Until 1872, the currency situation in Gibraltar was complicated, with a system based on the real being employed which encompassed British, Spanish and Gibraltarian coins. From 1825, the real (actually the Spanish real de plata) was tied to the pound at the rate of 1 Spanish dollar to 4 shillings 4 pence (equivalent to 21.67 pence today). In 1872, however, the Spanish currency became the sole legal tender in Gibraltar. In 1898, the Spanish–American War made the Spanish peseta drop alarmingly and the pound was introduced as the sole currency of the colony, initially in the form of British coins and banknotes.
In 1898, the British pound was made sole legal tender, although the Spanish peseta continued in circulation until the Spanish Civil War. Since 1927, Gibraltar has issued its own banknotes and, since 1988, its own coins. Gibraltar decimalised in 1971 at the same time as the UK, replacing the system of 1 pound = 20 shillings = 240 pence with one of 1 pound = 100 (new) pence.
The Currency Notes Act of 1934 confers on the Government of Gibraltar the right to print its own notes, and the obligation to back and exchange each printed note with sterling reserves at a rate of one pound to one pound sterling. Although Gibraltar notes are denominated in "pounds sterling", they are not legal tender in the United Kingdom, but they are in theory exchangeable at par for British notes at banks; in practice, UK high street banks will not accept or exchange Sterling notes issued by the Government of Gibraltar as they are deemed to be a foreign currency, although some will do so at below par, as with most currency exchange. Gibraltar's coins are the same weight, size and metal as UK coins, although the designs are different, and they are occasionally found in circulation across Britain.
In 1988, coins in denominations of 1, 2, 5, 10, 20 and 50 pence and 1 pound were introduced which bore specific designs for and the name of Gibraltar. They were the same sizes and compositions as the corresponding British coins, with 2 pound coins introduced in 1999. A new coin of 5 pounds was issued in 2010 with the inscription "Elizabeth II · Queen of Gibraltar".
At the outbreak of World War I, Gibraltar was forced to issue banknotes to prevent paying out sterling or gold.

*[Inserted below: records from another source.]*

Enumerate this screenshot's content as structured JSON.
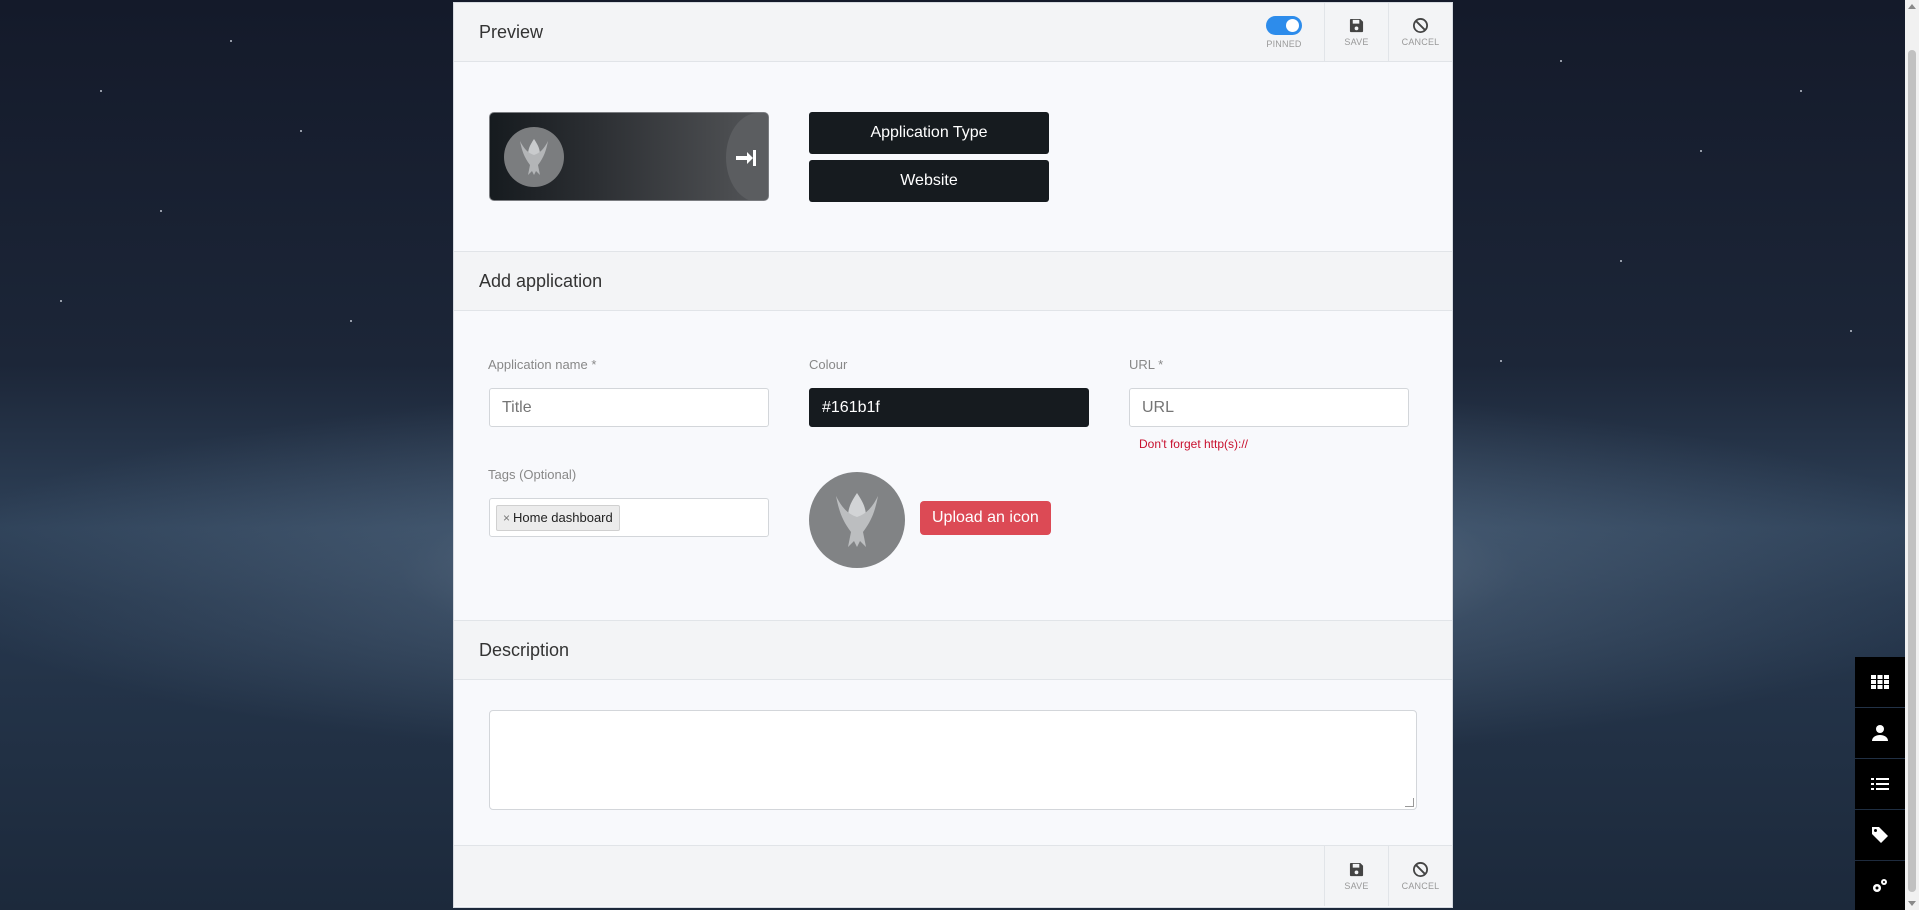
{
  "preview": {
    "title": "Preview",
    "pinned_label": "PINNED",
    "save_label": "SAVE",
    "cancel_label": "CANCEL",
    "tag_buttons": [
      "Application Type",
      "Website"
    ]
  },
  "add_application": {
    "title": "Add application",
    "name_label": "Application name *",
    "name_placeholder": "Title",
    "colour_label": "Colour",
    "colour_value": "#161b1f",
    "url_label": "URL *",
    "url_placeholder": "URL",
    "url_hint": "Don't forget http(s)://",
    "tags_label": "Tags (Optional)",
    "tags": [
      "Home dashboard"
    ],
    "tag_remove": "×",
    "upload_label": "Upload an icon"
  },
  "description": {
    "title": "Description"
  },
  "footer": {
    "save_label": "SAVE",
    "cancel_label": "CANCEL"
  },
  "sidebar_tools": [
    "grid-icon",
    "user-icon",
    "list-icon",
    "tag-icon",
    "cogs-icon"
  ],
  "colors": {
    "accent": "#2d8ceb",
    "app_colour": "#161b1f",
    "upload_button": "#dc4a55",
    "error_text": "#c8102e"
  }
}
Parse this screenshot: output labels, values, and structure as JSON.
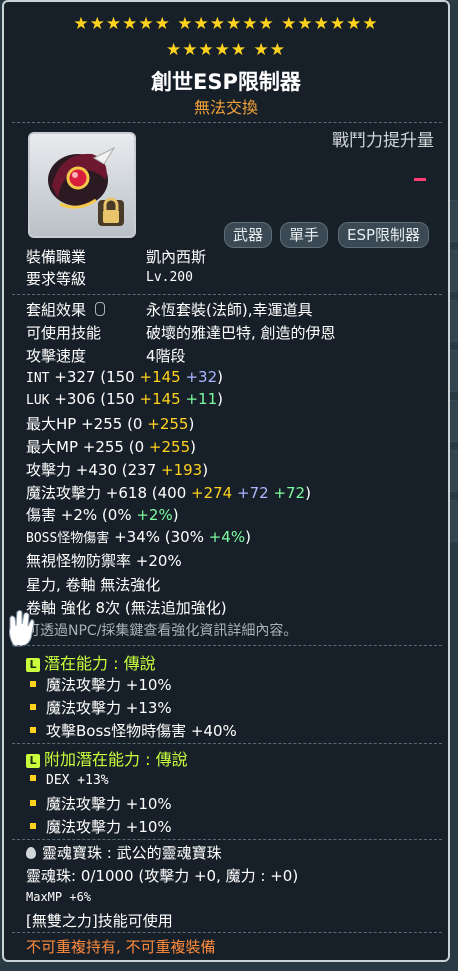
{
  "stars": {
    "row1": "★★★★★★ ★★★★★★ ★★★★★★",
    "row2": "★★★★★ ★★"
  },
  "item": {
    "name": "創世ESP限制器",
    "trade": "無法交換"
  },
  "power": {
    "label": "戰鬥力提升量"
  },
  "tags": [
    "武器",
    "單手",
    "ESP限制器"
  ],
  "req": {
    "job_label": "裝備職業",
    "job_value": "凱內西斯",
    "level_label": "要求等級",
    "level_value": "Lv.200"
  },
  "info": {
    "set_label": "套組效果",
    "set_value": "永恆套裝(法師),幸運道具",
    "skill_label": "可使用技能",
    "skill_value": "破壞的雅達巴特, 創造的伊恩",
    "speed_label": "攻擊速度",
    "speed_value": "4階段"
  },
  "stats": [
    {
      "name": "INT",
      "total": "+327",
      "base": "(150 ",
      "b1": "+145",
      "b2": " +32",
      "c2": "blue",
      "end": ")"
    },
    {
      "name": "LUK",
      "total": "+306",
      "base": "(150 ",
      "b1": "+145",
      "b2": " +11",
      "c2": "green",
      "end": ")"
    },
    {
      "name": "最大HP",
      "total": "+255",
      "base": "(0 ",
      "b1": "+255",
      "b2": "",
      "c2": "blue",
      "end": ")"
    },
    {
      "name": "最大MP",
      "total": "+255",
      "base": "(0 ",
      "b1": "+255",
      "b2": "",
      "c2": "blue",
      "end": ")"
    },
    {
      "name": "攻擊力",
      "total": "+430",
      "base": "(237 ",
      "b1": "+193",
      "b2": "",
      "c2": "blue",
      "end": ")"
    },
    {
      "name": "魔法攻擊力",
      "total": "+618",
      "base": "(400 ",
      "b1": "+274",
      "b2": " +72",
      "c2": "blue",
      "b3": " +72",
      "c3": "green",
      "end": ")"
    },
    {
      "name": "傷害",
      "total": "+2%",
      "base": "(0% ",
      "b1": "",
      "b2": "+2%",
      "c2": "green",
      "end": ")"
    },
    {
      "name": "BOSS怪物傷害",
      "total": "+34%",
      "base": "(30% ",
      "b1": "",
      "b2": "+4%",
      "c2": "green",
      "end": ")"
    },
    {
      "name": "無視怪物防禦率",
      "total": "+20%",
      "base": "",
      "b1": "",
      "b2": "",
      "c2": "blue",
      "end": ""
    }
  ],
  "enhance": {
    "line1": "星力, 卷軸 無法強化",
    "line2": "卷軸 強化 8次 (無法追加強化)",
    "line3": "可透過NPC/採集鍵查看強化資訊詳細內容。"
  },
  "potential": {
    "badge": "L",
    "title": "潛在能力 : 傳說",
    "lines": [
      "魔法攻擊力 +10%",
      "魔法攻擊力 +13%",
      "攻擊Boss怪物時傷害 +40%"
    ]
  },
  "additional": {
    "badge": "L",
    "title": "附加潛在能力 : 傳說",
    "lines": [
      "DEX +13%",
      "魔法攻擊力 +10%",
      "魔法攻擊力 +10%"
    ]
  },
  "soul": {
    "title": "靈魂寶珠 : 武公的靈魂寶珠",
    "line": "靈魂珠: 0/1000 (攻擊力 +0, 魔力 : +0)",
    "mp": "MaxMP +6%"
  },
  "footer": {
    "skill": "[無雙之力]技能可使用",
    "unique": "不可重複持有, 不可重複裝備"
  }
}
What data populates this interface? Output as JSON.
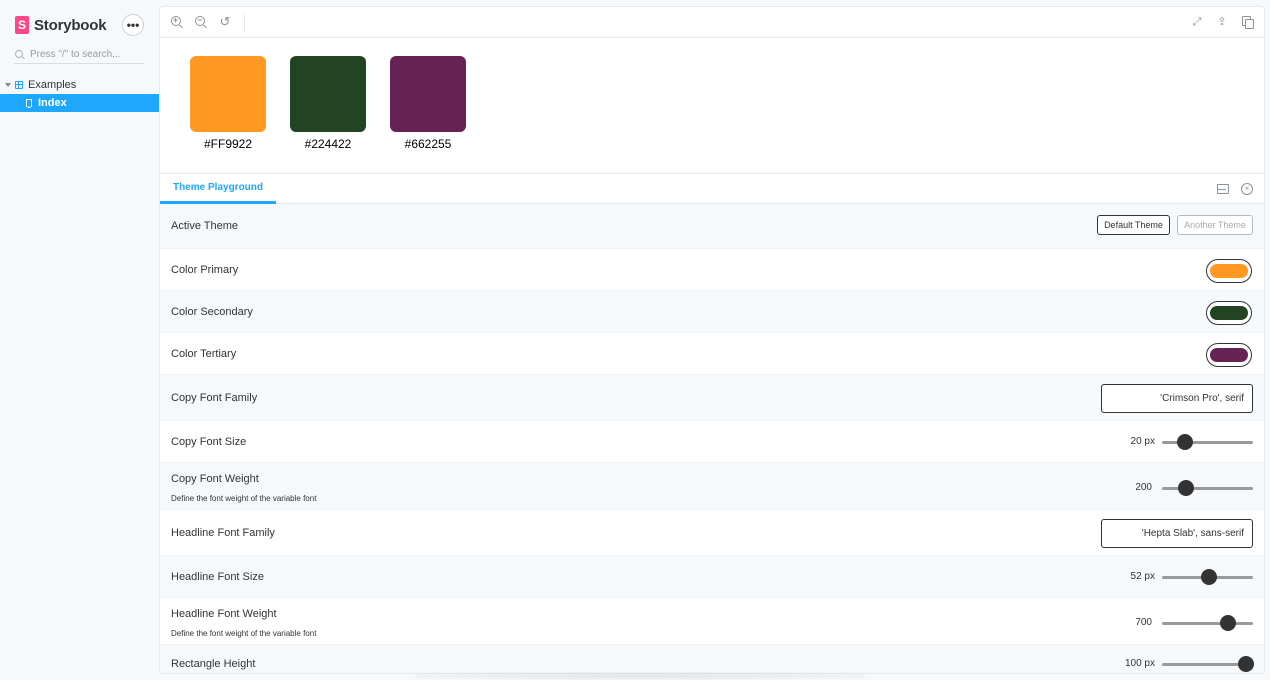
{
  "app": {
    "brand": "Storybook",
    "brand_mark": "S",
    "menu_label": "•••"
  },
  "sidebar": {
    "search_placeholder": "Press \"/\" to search...",
    "group": "Examples",
    "item": "Index"
  },
  "toolbar": {
    "zoom_in_sign": "+",
    "zoom_out_sign": "−",
    "reset_symbol": "↺",
    "fullscreen_symbol": "⤢",
    "share_symbol": "⇪"
  },
  "canvas": {
    "swatches": [
      {
        "color": "#FF9922",
        "label": "#FF9922"
      },
      {
        "color": "#224422",
        "label": "#224422"
      },
      {
        "color": "#662255",
        "label": "#662255"
      }
    ]
  },
  "panel": {
    "tab": "Theme Playground",
    "close_symbol": "×"
  },
  "controls": {
    "active_theme": {
      "label": "Active Theme",
      "options": [
        "Default Theme",
        "Another Theme"
      ],
      "selected": "Default Theme"
    },
    "color_primary": {
      "label": "Color Primary",
      "value": "#FF9922"
    },
    "color_secondary": {
      "label": "Color Secondary",
      "value": "#224422"
    },
    "color_tertiary": {
      "label": "Color Tertiary",
      "value": "#662255"
    },
    "copy_font_family": {
      "label": "Copy Font Family",
      "value": "'Crimson Pro', serif"
    },
    "copy_font_size": {
      "label": "Copy Font Size",
      "value_text": "20 px",
      "fraction": 0.25
    },
    "copy_font_weight": {
      "label": "Copy Font Weight",
      "description": "Define the font weight of the variable font",
      "value_text": "200",
      "fraction": 0.26
    },
    "headline_font_family": {
      "label": "Headline Font Family",
      "value": "'Hepta Slab', sans-serif"
    },
    "headline_font_size": {
      "label": "Headline Font Size",
      "value_text": "52 px",
      "fraction": 0.52
    },
    "headline_font_weight": {
      "label": "Headline Font Weight",
      "description": "Define the font weight of the variable font",
      "value_text": "700",
      "fraction": 0.73
    },
    "rectangle_height": {
      "label": "Rectangle Height",
      "value_text": "100 px",
      "fraction": 0.92
    }
  }
}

These notes were issued under emergency wartime legislation, Ordinance 10 of 1914. At first the typeset notes were signed by hand by Treasurer Greenwood, though he later used stamps. The notes bore the embossed stamp of the Anglo-Egyptian Bank Ltd. and circulated alongside British Territory notes. The 1914 notes were issued in denominations of 2 and 10 shillings, 1, 5 and 50 pounds. The 2 shilling and 50 pound notes were not continued when a new series of notes was introduced in 1927. The 10 shilling note was replaced by the 50 pence coin during the process of decimalization. In 1975, 10 and 20 pound notes were introduced, followed by 50 pounds in 1986. The 1 pound note was discontinued in 1988. In 1995, a new series of notes was introduced which, for the first time, bore the words "pounds sterling" rather than just "pounds". The government of Gibraltar introduced a new series of banknotes beginning with the 10 and 50 pound sterling notes issued on July 8, 2010. On May 11, 2011, the 5, 20 and 100 pound sterling notes were issued.